As much as I really appreciate and enjoy being recognized when out and about in public this comes with the sacrifice of always having to be photo ready at all times. The days of just running down the street to get a coffee or some quick groceries, while dressing whatever/however, are long gone. Through this experience, I have learned that you never know who will take a picture of you with or without your knowledge and permission, then post/tag you in it online or via social media. Your image is your brand, and now you have to be much more conscious of that, even during mundane day-to-day activities.
Are you happy with how you're portrayed on Shahs of Sunset?
I am very happy with how I am portrayed on Shahs of Sunset. This show prides itself in being 100% real and unscripted reality television so, I am portrayed just as I am. Because of this, if I didn't like the way I'm being portrayed on Shahs of Sunset then I would have no one to blame but myself. Interestingly enough, a very good way to gain another perspective on who you are, is to look at yourself when you watch your own reactions to situations on video; surprisingly therapeutic.
What are the benefits (gifts, opportunities, etc.) of being a reality star?

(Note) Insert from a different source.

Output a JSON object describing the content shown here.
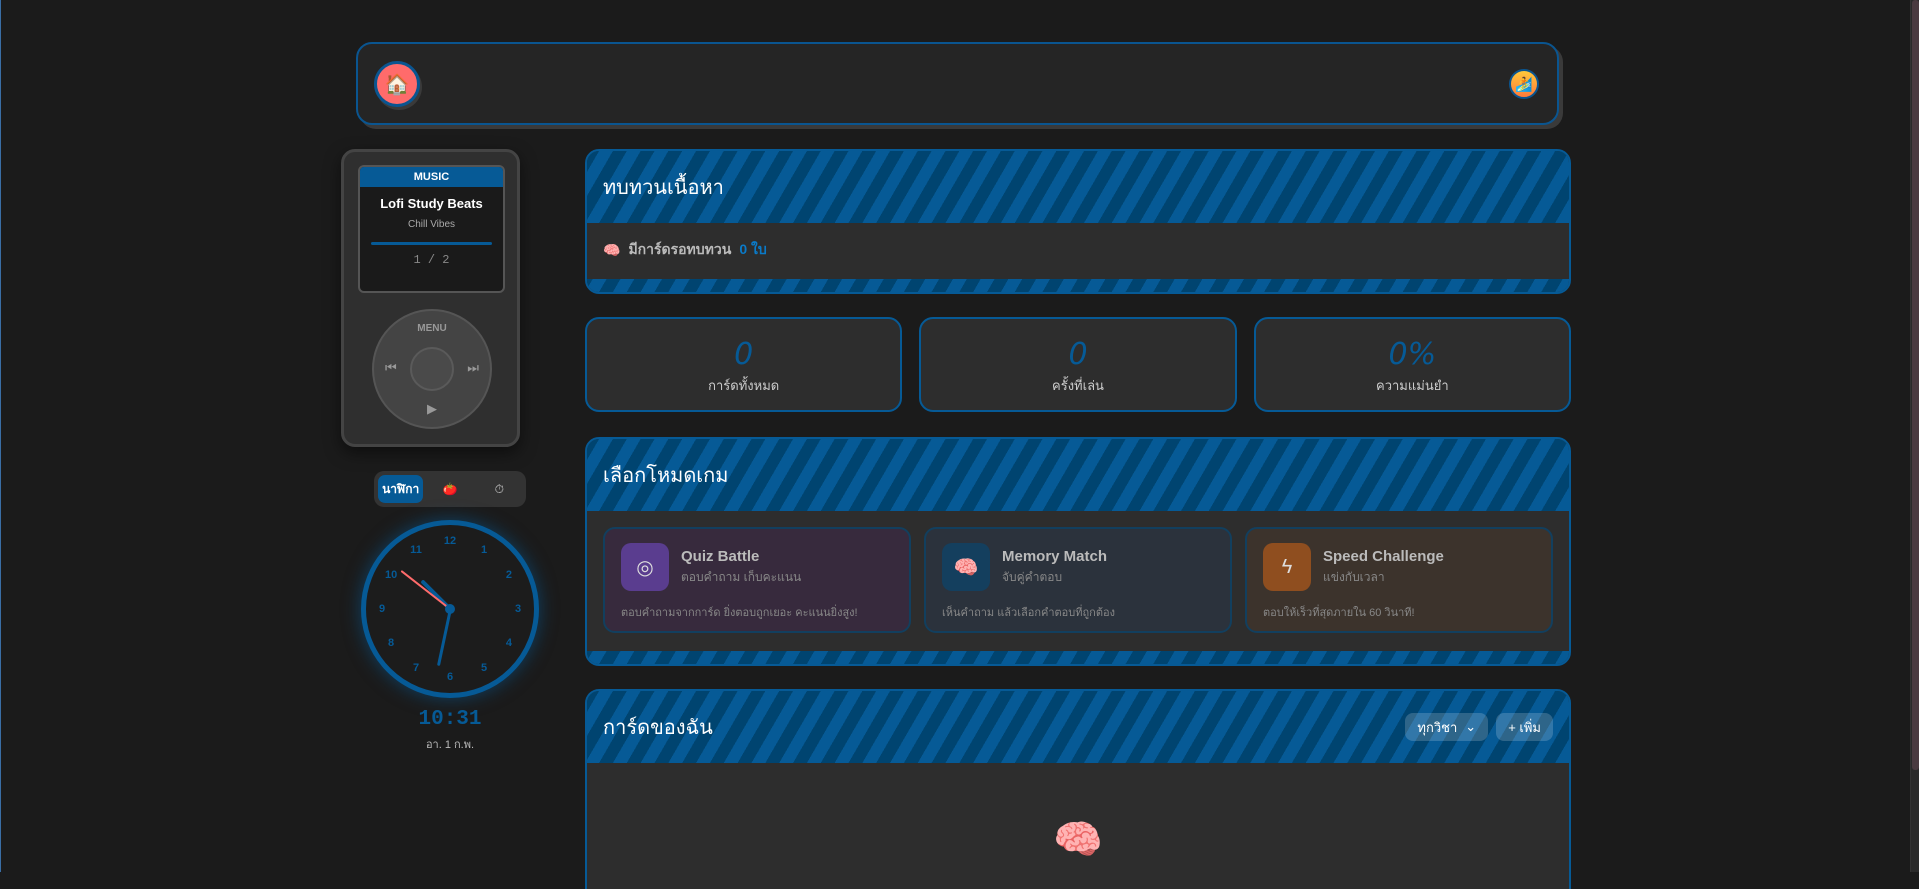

Being invited to different red carpet and events amongst other entertainment professionals is very cool. It reminds me of when I was younger, watching people on TV walking red carpets and taking pictures, and dreaming of being able to do that one day. Now through this experience, I am grateful to have the opportunity to live this dream on a daily basis. Getting the opportunity to be seen and heard internationally has also opened me up to other opportunities that otherwise wouldn't have been possible without access to this forum.
What advice would you give to someone who wants to be on reality TV?
My advice to someone that wants to be on reality TV is to be yourself. Don't do what you think they want to see and hear; do what you want and make sure they hear it. That assertive, opinionated approach is what the production teams wants to see, and know that the show will thrive off of it. It's slightly counter-intuitive, because naturally you formulate your own opinion on what they are looking for, then artificially expose them to just that. The production team can and will see right through that, so on the flip side, they quickly acknowledge and appreciate the raw version of you when it's expressed.
What has been the best part of being on Shahs of Sunset?
The best part of being on Shahs of Sunset is the experience. It's a lot of hard work and countless hours of filming, but at the end, I have partaken in something very few people will have the opportunity to do. Not only is it life altering, but we have had a lot of fun and laughs while filming with a great team, and all recorded on video to relive over and over. I have had a fun time letting fans see into an even deeper layer of what makes up Shervin "AlphaSherv" Roohparvar.